Work instructions: Collect the lines of the entries where "icon" shows up.

Records for processing:
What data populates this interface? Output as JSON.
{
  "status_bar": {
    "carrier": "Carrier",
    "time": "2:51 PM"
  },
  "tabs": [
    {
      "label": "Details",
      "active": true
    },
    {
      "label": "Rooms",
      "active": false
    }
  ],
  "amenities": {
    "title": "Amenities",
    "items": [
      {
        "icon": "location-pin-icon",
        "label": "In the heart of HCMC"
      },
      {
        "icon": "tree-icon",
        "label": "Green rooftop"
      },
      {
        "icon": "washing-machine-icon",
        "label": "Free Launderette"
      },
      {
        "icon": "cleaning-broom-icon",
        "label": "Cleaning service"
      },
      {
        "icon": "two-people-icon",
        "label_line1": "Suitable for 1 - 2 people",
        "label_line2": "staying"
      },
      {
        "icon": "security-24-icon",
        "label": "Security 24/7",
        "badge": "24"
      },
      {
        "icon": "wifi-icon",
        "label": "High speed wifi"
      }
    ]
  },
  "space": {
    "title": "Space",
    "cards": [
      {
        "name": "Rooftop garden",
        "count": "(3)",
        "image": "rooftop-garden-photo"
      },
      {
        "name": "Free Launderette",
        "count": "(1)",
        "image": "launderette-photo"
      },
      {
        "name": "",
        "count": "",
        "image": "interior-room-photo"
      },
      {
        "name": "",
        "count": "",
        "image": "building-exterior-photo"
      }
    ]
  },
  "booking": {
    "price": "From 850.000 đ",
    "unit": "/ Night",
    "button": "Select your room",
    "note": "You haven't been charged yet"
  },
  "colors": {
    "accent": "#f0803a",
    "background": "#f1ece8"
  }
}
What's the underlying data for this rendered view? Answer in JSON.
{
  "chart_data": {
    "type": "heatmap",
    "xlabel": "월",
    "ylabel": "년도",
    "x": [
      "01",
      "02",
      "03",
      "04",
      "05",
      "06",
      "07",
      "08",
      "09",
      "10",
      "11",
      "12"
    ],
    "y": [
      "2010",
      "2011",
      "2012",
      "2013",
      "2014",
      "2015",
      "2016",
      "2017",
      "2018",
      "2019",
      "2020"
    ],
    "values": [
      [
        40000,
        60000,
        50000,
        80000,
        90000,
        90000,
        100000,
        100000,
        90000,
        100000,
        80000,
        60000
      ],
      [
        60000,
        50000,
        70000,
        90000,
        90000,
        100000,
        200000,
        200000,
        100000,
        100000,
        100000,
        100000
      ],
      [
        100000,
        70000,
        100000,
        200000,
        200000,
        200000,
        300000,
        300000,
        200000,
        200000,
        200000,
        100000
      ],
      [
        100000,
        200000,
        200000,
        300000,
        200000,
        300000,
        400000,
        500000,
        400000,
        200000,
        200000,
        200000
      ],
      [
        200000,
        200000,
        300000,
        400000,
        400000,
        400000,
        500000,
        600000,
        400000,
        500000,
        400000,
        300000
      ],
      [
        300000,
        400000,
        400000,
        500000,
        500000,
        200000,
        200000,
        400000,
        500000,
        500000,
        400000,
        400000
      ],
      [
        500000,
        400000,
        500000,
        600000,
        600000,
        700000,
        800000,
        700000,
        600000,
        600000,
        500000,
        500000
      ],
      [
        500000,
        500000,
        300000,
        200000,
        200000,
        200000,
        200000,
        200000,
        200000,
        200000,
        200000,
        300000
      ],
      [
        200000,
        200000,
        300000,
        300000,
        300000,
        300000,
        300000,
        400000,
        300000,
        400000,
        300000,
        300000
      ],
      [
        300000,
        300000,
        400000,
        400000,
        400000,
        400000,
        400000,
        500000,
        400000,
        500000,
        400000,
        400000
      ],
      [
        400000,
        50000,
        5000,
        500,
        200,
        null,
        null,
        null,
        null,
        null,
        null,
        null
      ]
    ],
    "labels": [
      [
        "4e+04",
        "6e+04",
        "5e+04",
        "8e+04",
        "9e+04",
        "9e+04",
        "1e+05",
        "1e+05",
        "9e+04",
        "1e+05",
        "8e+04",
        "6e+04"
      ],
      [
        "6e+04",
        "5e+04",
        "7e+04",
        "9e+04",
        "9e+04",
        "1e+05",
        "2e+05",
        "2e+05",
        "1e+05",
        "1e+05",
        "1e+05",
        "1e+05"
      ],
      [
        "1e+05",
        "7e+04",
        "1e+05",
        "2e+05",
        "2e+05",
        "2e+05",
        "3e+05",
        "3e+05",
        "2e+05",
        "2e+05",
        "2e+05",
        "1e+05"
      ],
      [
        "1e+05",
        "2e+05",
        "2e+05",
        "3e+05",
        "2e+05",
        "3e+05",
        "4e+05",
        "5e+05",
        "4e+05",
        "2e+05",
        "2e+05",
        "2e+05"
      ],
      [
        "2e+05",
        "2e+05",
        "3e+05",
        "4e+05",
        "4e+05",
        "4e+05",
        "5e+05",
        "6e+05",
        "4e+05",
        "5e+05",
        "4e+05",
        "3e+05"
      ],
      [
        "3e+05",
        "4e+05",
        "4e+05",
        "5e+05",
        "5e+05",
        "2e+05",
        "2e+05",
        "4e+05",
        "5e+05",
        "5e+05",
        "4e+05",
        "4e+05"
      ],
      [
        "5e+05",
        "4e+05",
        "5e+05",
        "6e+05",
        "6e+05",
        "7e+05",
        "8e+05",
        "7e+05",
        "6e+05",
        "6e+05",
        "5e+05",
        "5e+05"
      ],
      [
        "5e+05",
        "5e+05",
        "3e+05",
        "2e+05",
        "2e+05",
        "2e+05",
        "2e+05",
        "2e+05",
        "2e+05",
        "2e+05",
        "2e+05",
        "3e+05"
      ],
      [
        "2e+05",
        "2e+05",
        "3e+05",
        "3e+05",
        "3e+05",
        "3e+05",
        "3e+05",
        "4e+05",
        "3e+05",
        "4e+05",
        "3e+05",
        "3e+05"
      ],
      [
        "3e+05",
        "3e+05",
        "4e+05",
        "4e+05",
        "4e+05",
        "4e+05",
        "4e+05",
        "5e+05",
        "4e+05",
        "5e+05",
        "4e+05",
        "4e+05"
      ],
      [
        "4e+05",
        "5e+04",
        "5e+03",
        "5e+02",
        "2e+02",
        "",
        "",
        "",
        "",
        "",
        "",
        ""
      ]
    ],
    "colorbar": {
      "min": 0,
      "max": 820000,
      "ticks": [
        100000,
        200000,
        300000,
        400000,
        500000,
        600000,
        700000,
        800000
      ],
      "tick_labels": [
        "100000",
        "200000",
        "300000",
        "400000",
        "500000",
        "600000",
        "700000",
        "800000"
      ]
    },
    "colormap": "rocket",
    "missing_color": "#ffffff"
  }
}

Solution to the exercise:
        "icon": "location-pin-icon",
        "icon": "tree-icon",
        "icon": "washing-machine-icon",
        "icon": "cleaning-broom-icon",
        "icon": "two-people-icon",
        "icon": "security-24-icon",
        "icon": "wifi-icon",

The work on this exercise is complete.